● What to do
Find every line below where the string "Attributes" shows up, and copy those lines.

---- Data section

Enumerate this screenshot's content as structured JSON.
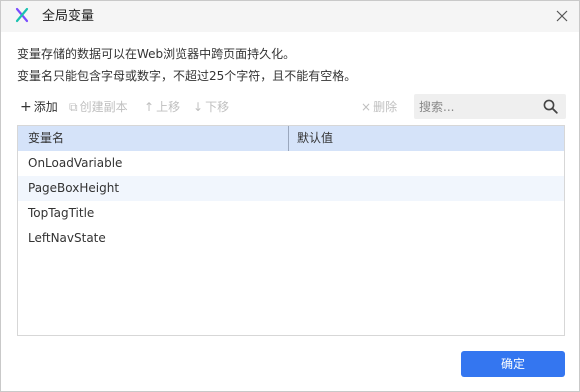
{
  "dialog": {
    "title": "全局变量",
    "description_line1": "变量存储的数据可以在Web浏览器中跨页面持久化。",
    "description_line2": "变量名只能包含字母或数字，不超过25个字符，且不能有空格。"
  },
  "toolbar": {
    "add_label": "添加",
    "add_icon": "+",
    "copy_label": "创建副本",
    "copy_icon": "⧉",
    "up_label": "上移",
    "up_icon": "↑",
    "down_label": "下移",
    "down_icon": "↓",
    "delete_label": "删除",
    "delete_icon": "×"
  },
  "search": {
    "placeholder": "搜索..."
  },
  "table": {
    "columns": [
      "变量名",
      "默认值"
    ],
    "rows": [
      {
        "name": "OnLoadVariable",
        "default": ""
      },
      {
        "name": "PageBoxHeight",
        "default": ""
      },
      {
        "name": "TopTagTitle",
        "default": ""
      },
      {
        "name": "LeftNavState",
        "default": ""
      }
    ]
  },
  "footer": {
    "ok_label": "确定"
  },
  "colors": {
    "accent": "#3476f0",
    "header_bg": "#d5e3f9",
    "row_alt_bg": "#f1f6fd",
    "logo_purple": "#7b4dff",
    "logo_teal": "#19c2b0"
  }
}
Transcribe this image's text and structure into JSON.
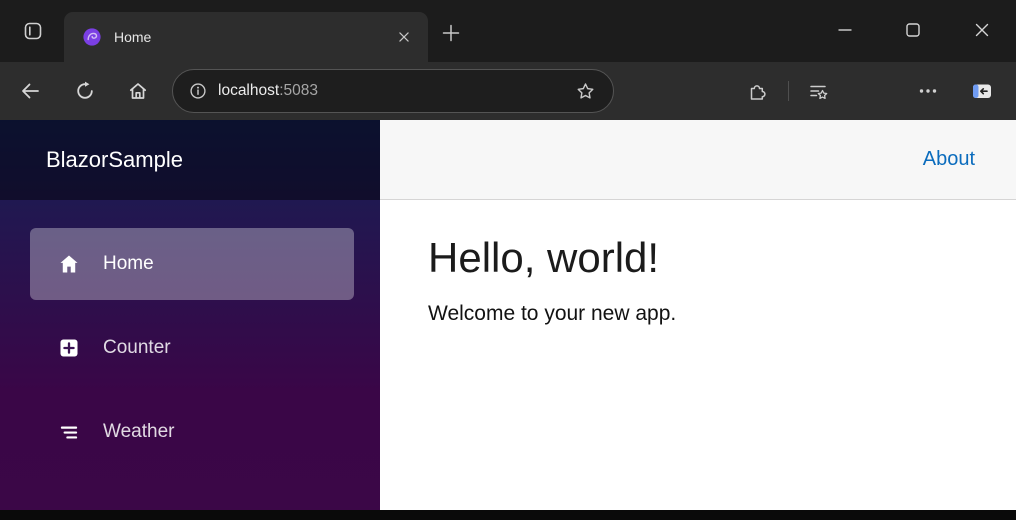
{
  "browser": {
    "tab": {
      "title": "Home"
    },
    "address_bar": {
      "host": "localhost",
      "port": ":5083"
    },
    "icons": {
      "tab_actions": "tab-actions-rounded-square",
      "tab_favicon": "blazor-purple-swirl-logo",
      "tab_close": "x-cross",
      "new_tab": "plus",
      "minimize": "horizontal-line",
      "maximize": "square-outline",
      "close": "x-cross",
      "back": "arrow-left",
      "refresh": "circular-arrow",
      "home": "house-outline",
      "site_info": "info-circle",
      "favorite": "star-outline",
      "extensions": "puzzle-piece",
      "favorites_hub": "lines-with-star",
      "more": "three-dots",
      "sidebar_toggle": "panel-with-left-arrow"
    }
  },
  "app": {
    "brand": "BlazorSample",
    "nav": [
      {
        "label": "Home",
        "icon": "house-icon",
        "active": true
      },
      {
        "label": "Counter",
        "icon": "plus-square-icon",
        "active": false
      },
      {
        "label": "Weather",
        "icon": "list-icon",
        "active": false
      }
    ],
    "header": {
      "about": "About"
    },
    "content": {
      "heading": "Hello, world!",
      "welcome": "Welcome to your new app."
    },
    "colors": {
      "link_blue": "#0b6cbd",
      "sidebar_gradient_top": "#152055",
      "sidebar_gradient_bottom": "#3a0647",
      "active_item_overlay": "rgba(255,255,255,0.32)",
      "top_row_bg": "#f7f7f7"
    }
  }
}
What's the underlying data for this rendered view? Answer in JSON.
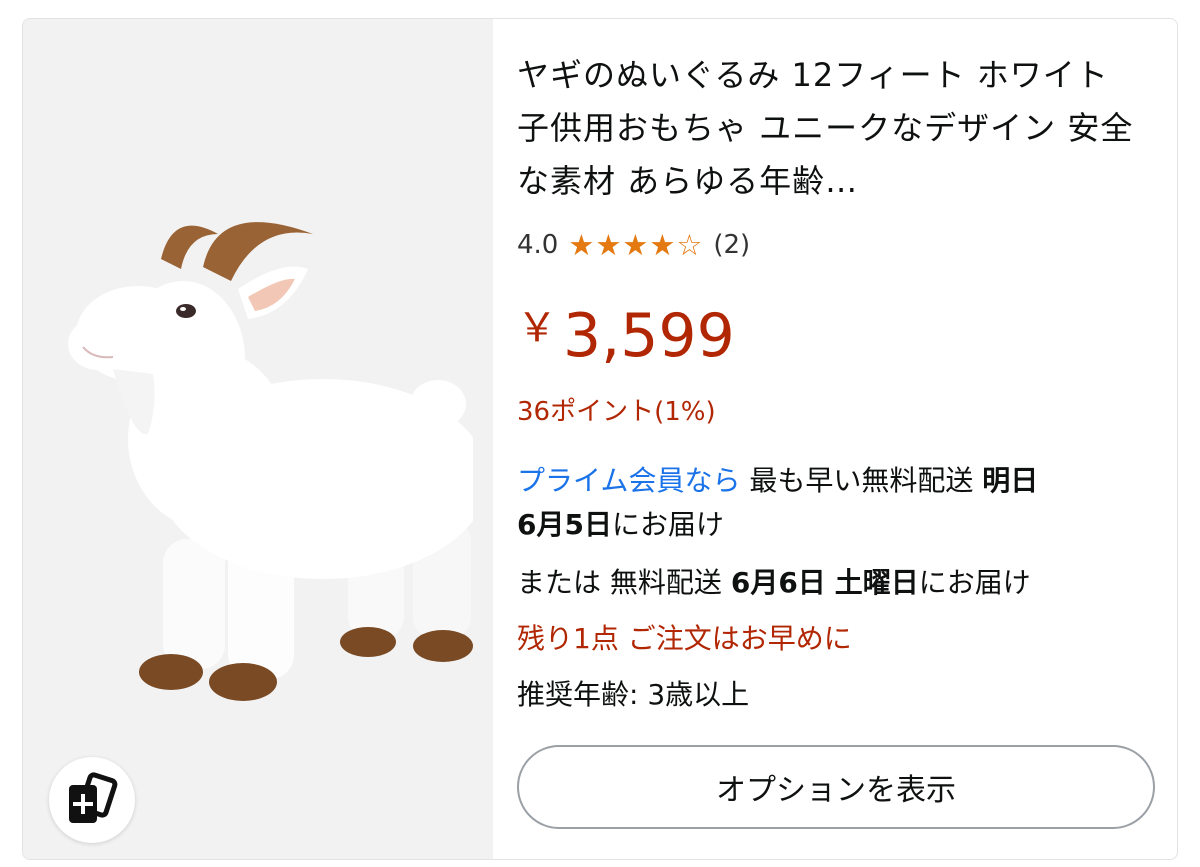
{
  "product": {
    "title": "ヤギのぬいぐるみ 12フィート ホワイト 子供用おもちゃ ユニークなデザイン 安全な素材 あらゆる年齢…",
    "rating": "4.0",
    "rating_value": 4.0,
    "rating_max": 5,
    "review_count": "(2)",
    "currency": "￥",
    "price": "3,599",
    "points": "36ポイント(1%)",
    "image_icon": "goat-plush-image"
  },
  "delivery": {
    "prime_link": "プライム会員なら",
    "fastest_label": "最も早い無料配送",
    "fastest_day": "明日",
    "fastest_date": "6月5日",
    "deliver_suffix": "にお届け",
    "or_label": "または",
    "free_label": "無料配送",
    "free_date": "6月6日",
    "free_weekday": "土曜日",
    "free_suffix": "にお届け"
  },
  "stock": {
    "left": "残り1点",
    "hurry": "ご注文はお早めに"
  },
  "age": {
    "label": "推奨年齢:",
    "value": "3歳以上"
  },
  "actions": {
    "options_button": "オプションを表示",
    "compare_icon": "add-to-compare-icon"
  },
  "colors": {
    "price": "#b12704",
    "prime": "#1a73e8",
    "star": "#e47911"
  }
}
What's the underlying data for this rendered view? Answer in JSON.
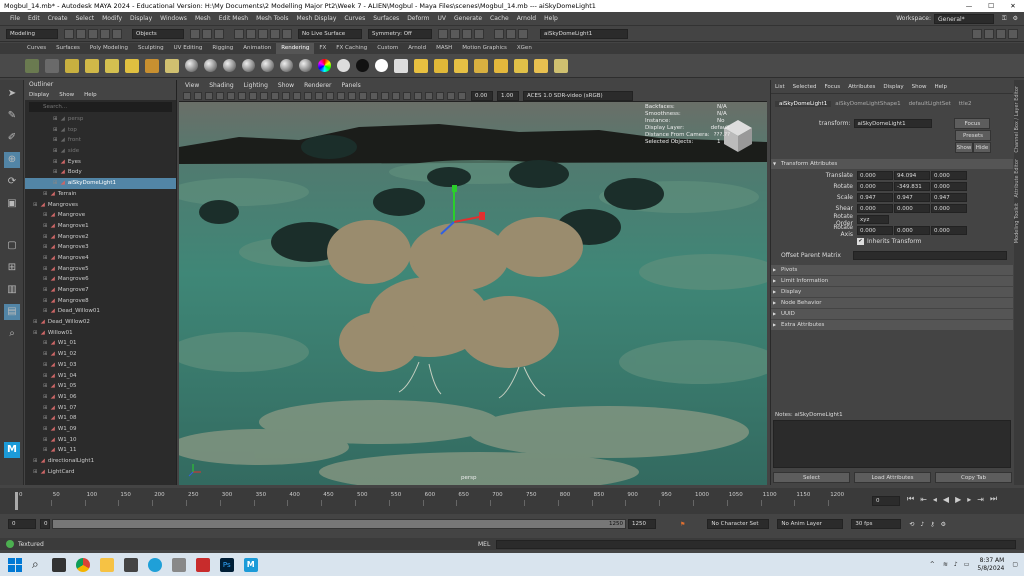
{
  "window": {
    "title": "Mogbul_14.mb* - Autodesk MAYA 2024 - Educational Version: H:\\My Documents\\2 Modelling Major Pt2\\Week 7 - ALIEN\\Mogbul - Maya Files\\scenes\\Mogbul_14.mb   ---   aiSkyDomeLight1",
    "minimize": "—",
    "maximize": "☐",
    "close": "✕"
  },
  "menubar": {
    "items": [
      "File",
      "Edit",
      "Create",
      "Select",
      "Modify",
      "Display",
      "Windows",
      "Mesh",
      "Edit Mesh",
      "Mesh Tools",
      "Mesh Display",
      "Curves",
      "Surfaces",
      "Deform",
      "UV",
      "Generate",
      "Cache",
      "Arnold",
      "Help"
    ],
    "workspace_label": "Workspace:",
    "workspace_value": "General*"
  },
  "statusline": {
    "mode": "Modeling",
    "objects": "Objects",
    "live_surface": "No Live Surface",
    "symmetry": "Symmetry: Off",
    "name_field": "aiSkyDomeLight1"
  },
  "shelf": {
    "tabs": [
      "Curves",
      "Surfaces",
      "Poly Modeling",
      "Sculpting",
      "UV Editing",
      "Rigging",
      "Animation",
      "Rendering",
      "FX",
      "FX Caching",
      "Custom",
      "Arnold",
      "MASH",
      "Motion Graphics",
      "XGen"
    ],
    "active_tab": "Rendering"
  },
  "outliner": {
    "title": "Outliner",
    "menu": [
      "Display",
      "Show",
      "Help"
    ],
    "search_placeholder": "Search...",
    "items": [
      {
        "label": "persp",
        "indent": 2,
        "state": "dim"
      },
      {
        "label": "top",
        "indent": 2,
        "state": "dim"
      },
      {
        "label": "front",
        "indent": 2,
        "state": "dim"
      },
      {
        "label": "side",
        "indent": 2,
        "state": "dim"
      },
      {
        "label": "Eyes",
        "indent": 2,
        "state": "normal"
      },
      {
        "label": "Body",
        "indent": 2,
        "state": "normal"
      },
      {
        "label": "aiSkyDomeLight1",
        "indent": 2,
        "state": "selected"
      },
      {
        "label": "Terrain",
        "indent": 1,
        "state": "normal"
      },
      {
        "label": "Mangroves",
        "indent": 0,
        "state": "normal"
      },
      {
        "label": "Mangrove",
        "indent": 1,
        "state": "normal"
      },
      {
        "label": "Mangrove1",
        "indent": 1,
        "state": "normal"
      },
      {
        "label": "Mangrove2",
        "indent": 1,
        "state": "normal"
      },
      {
        "label": "Mangrove3",
        "indent": 1,
        "state": "normal"
      },
      {
        "label": "Mangrove4",
        "indent": 1,
        "state": "normal"
      },
      {
        "label": "Mangrove5",
        "indent": 1,
        "state": "normal"
      },
      {
        "label": "Mangrove6",
        "indent": 1,
        "state": "normal"
      },
      {
        "label": "Mangrove7",
        "indent": 1,
        "state": "normal"
      },
      {
        "label": "Mangrove8",
        "indent": 1,
        "state": "normal"
      },
      {
        "label": "Dead_Willow01",
        "indent": 1,
        "state": "normal"
      },
      {
        "label": "Dead_Willow02",
        "indent": 0,
        "state": "normal"
      },
      {
        "label": "Willow01",
        "indent": 0,
        "state": "normal"
      },
      {
        "label": "W1_01",
        "indent": 1,
        "state": "normal"
      },
      {
        "label": "W1_02",
        "indent": 1,
        "state": "normal"
      },
      {
        "label": "W1_03",
        "indent": 1,
        "state": "normal"
      },
      {
        "label": "W1_04",
        "indent": 1,
        "state": "normal"
      },
      {
        "label": "W1_05",
        "indent": 1,
        "state": "normal"
      },
      {
        "label": "W1_06",
        "indent": 1,
        "state": "normal"
      },
      {
        "label": "W1_07",
        "indent": 1,
        "state": "normal"
      },
      {
        "label": "W1_08",
        "indent": 1,
        "state": "normal"
      },
      {
        "label": "W1_09",
        "indent": 1,
        "state": "normal"
      },
      {
        "label": "W1_10",
        "indent": 1,
        "state": "normal"
      },
      {
        "label": "W1_11",
        "indent": 1,
        "state": "normal"
      },
      {
        "label": "directionalLight1",
        "indent": 0,
        "state": "normal"
      },
      {
        "label": "LightCard",
        "indent": 0,
        "state": "normal"
      }
    ]
  },
  "viewport": {
    "menu": [
      "View",
      "Shading",
      "Lighting",
      "Show",
      "Renderer",
      "Panels"
    ],
    "exposure": "0.00",
    "gamma": "1.00",
    "colorspace": "ACES 1.0 SDR-video (sRGB)",
    "hud": [
      {
        "label": "Backfaces:",
        "value": "N/A"
      },
      {
        "label": "Smoothness:",
        "value": "N/A"
      },
      {
        "label": "Instance:",
        "value": "No"
      },
      {
        "label": "Display Layer:",
        "value": "default"
      },
      {
        "label": "Distance From Camera:",
        "value": "???.??"
      },
      {
        "label": "Selected Objects:",
        "value": "1"
      }
    ],
    "camera_label": "persp"
  },
  "attribute_editor": {
    "menu": [
      "List",
      "Selected",
      "Focus",
      "Attributes",
      "Display",
      "Show",
      "Help"
    ],
    "tabs": [
      "aiSkyDomeLight1",
      "aiSkyDomeLightShape1",
      "defaultLightSet",
      "ttle2"
    ],
    "transform_label": "transform:",
    "transform_value": "aiSkyDomeLight1",
    "focus_btn": "Focus",
    "presets_btn": "Presets",
    "show_btn": "Show",
    "hide_btn": "Hide",
    "section_transform": "Transform Attributes",
    "rows": [
      {
        "label": "Translate",
        "values": [
          "0.000",
          "94.094",
          "0.000"
        ]
      },
      {
        "label": "Rotate",
        "values": [
          "0.000",
          "-349.831",
          "0.000"
        ]
      },
      {
        "label": "Scale",
        "values": [
          "0.947",
          "0.947",
          "0.947"
        ]
      },
      {
        "label": "Shear",
        "values": [
          "0.000",
          "0.000",
          "0.000"
        ]
      }
    ],
    "rotate_order_label": "Rotate Order",
    "rotate_order_value": "xyz",
    "rotate_axis_label": "Rotate Axis",
    "rotate_axis_values": [
      "0.000",
      "0.000",
      "0.000"
    ],
    "inherits_label": "Inherits Transform",
    "offset_label": "Offset Parent Matrix",
    "sections": [
      "Pivots",
      "Limit Information",
      "Display",
      "Node Behavior",
      "UUID",
      "Extra Attributes"
    ],
    "notes_label": "Notes: aiSkyDomeLight1",
    "buttons": [
      "Select",
      "Load Attributes",
      "Copy Tab"
    ]
  },
  "side_tabs": [
    "Channel Box / Layer Editor",
    "Attribute Editor",
    "Modeling Toolkit"
  ],
  "timeline": {
    "ticks": [
      "0",
      "50",
      "100",
      "150",
      "200",
      "250",
      "300",
      "350",
      "400",
      "450",
      "500",
      "550",
      "600",
      "650",
      "700",
      "750",
      "800",
      "850",
      "900",
      "950",
      "1000",
      "1050",
      "1100",
      "1150",
      "1200"
    ],
    "current_frame": "0"
  },
  "range": {
    "start": "0",
    "inner_start": "0",
    "inner_end": "1250",
    "end": "1250",
    "character_set": "No Character Set",
    "anim_layer": "No Anim Layer",
    "fps": "30 fps"
  },
  "cmdline": {
    "label": "MEL",
    "help": "Textured"
  },
  "taskbar": {
    "search_icon": "⌕",
    "time": "8:37 AM",
    "date": "5/8/2024"
  }
}
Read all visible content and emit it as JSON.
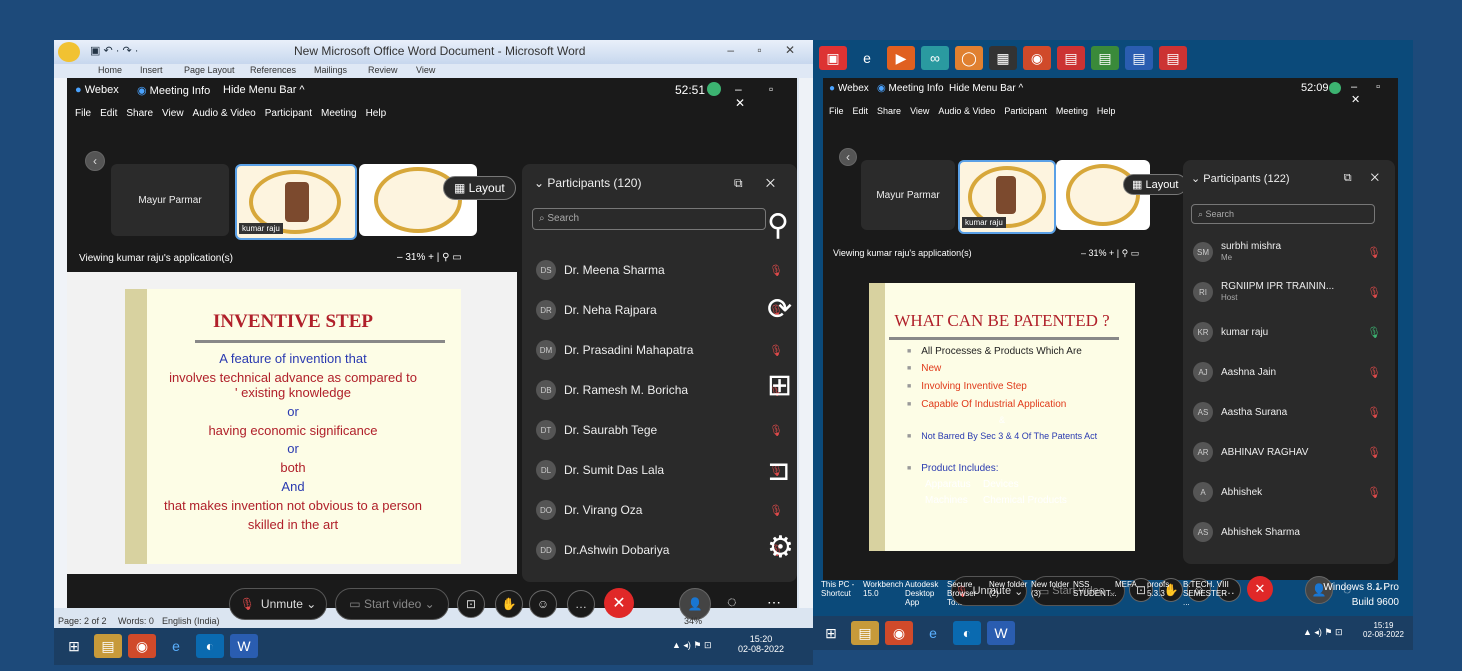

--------

● Answer area
      "Attributes",
    "section_transform": "Transform Attributes",
      "Extra Attributes"
      "Load Attributes",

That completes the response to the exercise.